Lines from the material below that hold the string "into" are what is needed; copy each of them.

•••••

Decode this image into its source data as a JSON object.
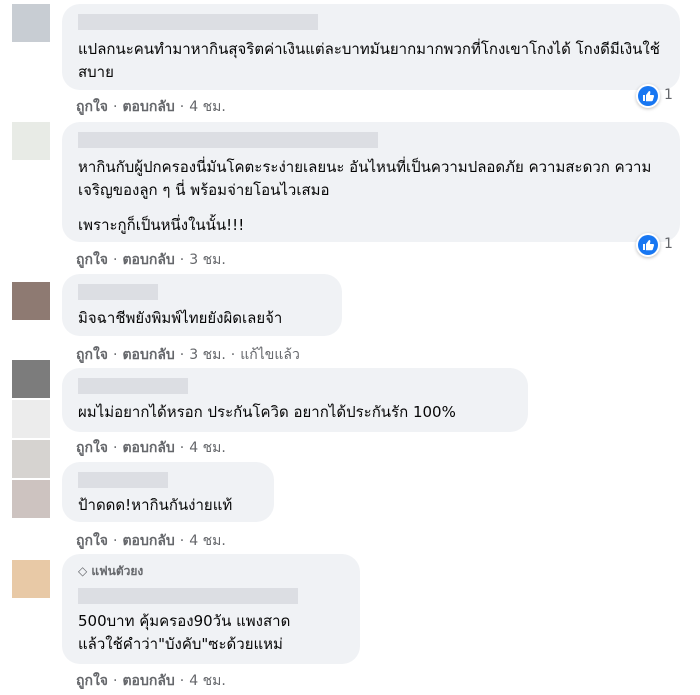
{
  "comments": [
    {
      "text": "แปลกนะคนทำมาหากินสุจริตค่าเงินแต่ละบาทมันยากมากพวกที่โกงเขาโกงได้ โกงดีมีเงินใช้สบาย",
      "like": "ถูกใจ",
      "reply": "ตอบกลับ",
      "time": "4 ชม.",
      "reactions": "1"
    },
    {
      "text": "หากินกับผู้ปกครองนี่มันโคตะระง่ายเลยนะ อันไหนที่เป็นความปลอดภัย ความสะดวก ความเจริญของลูก ๆ นี่ พร้อมจ่ายโอนไวเสมอ",
      "text2": "เพราะกูก็เป็นหนึ่งในนั้น!!!",
      "like": "ถูกใจ",
      "reply": "ตอบกลับ",
      "time": "3 ชม.",
      "reactions": "1"
    },
    {
      "text": "มิจฉาชีพยังพิมพ์ไทยยังผิดเลยจ้า",
      "like": "ถูกใจ",
      "reply": "ตอบกลับ",
      "time": "3 ชม.",
      "edited": "แก้ไขแล้ว"
    },
    {
      "text": "ผมไม่อยากได้หรอก ประกันโควิด อยากได้ประกันรัก 100%",
      "like": "ถูกใจ",
      "reply": "ตอบกลับ",
      "time": "4 ชม."
    },
    {
      "text": "ป้าดดด!หากินกันง่ายแท้",
      "like": "ถูกใจ",
      "reply": "ตอบกลับ",
      "time": "4 ชม."
    },
    {
      "badge": "แฟนตัวยง",
      "text": "500บาท คุ้มครอง90วัน แพงสาด แล้วใช้คำว่า\"บังคับ\"ซะด้วยแหม่",
      "like": "ถูกใจ",
      "reply": "ตอบกลับ",
      "time": "4 ชม."
    }
  ],
  "colors": {
    "like_blue": "#1877f2",
    "bubble": "#f0f2f5",
    "meta": "#65676b"
  }
}
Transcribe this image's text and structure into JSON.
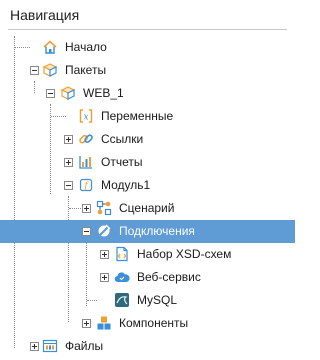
{
  "panel": {
    "title": "Навигация"
  },
  "tree": {
    "start": "Начало",
    "packages": "Пакеты",
    "web1": "WEB_1",
    "variables": "Переменные",
    "links": "Ссылки",
    "reports": "Отчеты",
    "module1": "Модуль1",
    "scenario": "Сценарий",
    "connections": "Подключения",
    "xsd": "Набор XSD-схем",
    "webservice": "Веб-сервис",
    "mysql": "MySQL",
    "components": "Компоненты",
    "files": "Файлы"
  },
  "selected_item": "Подключения",
  "colors": {
    "selection": "#5f9bd4",
    "accent_orange": "#f0a030",
    "accent_blue": "#3a8fd8"
  }
}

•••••

Answer for this exercise:
Decode this image into its source data as a JSON object.
Transcribe this image's text and structure into JSON.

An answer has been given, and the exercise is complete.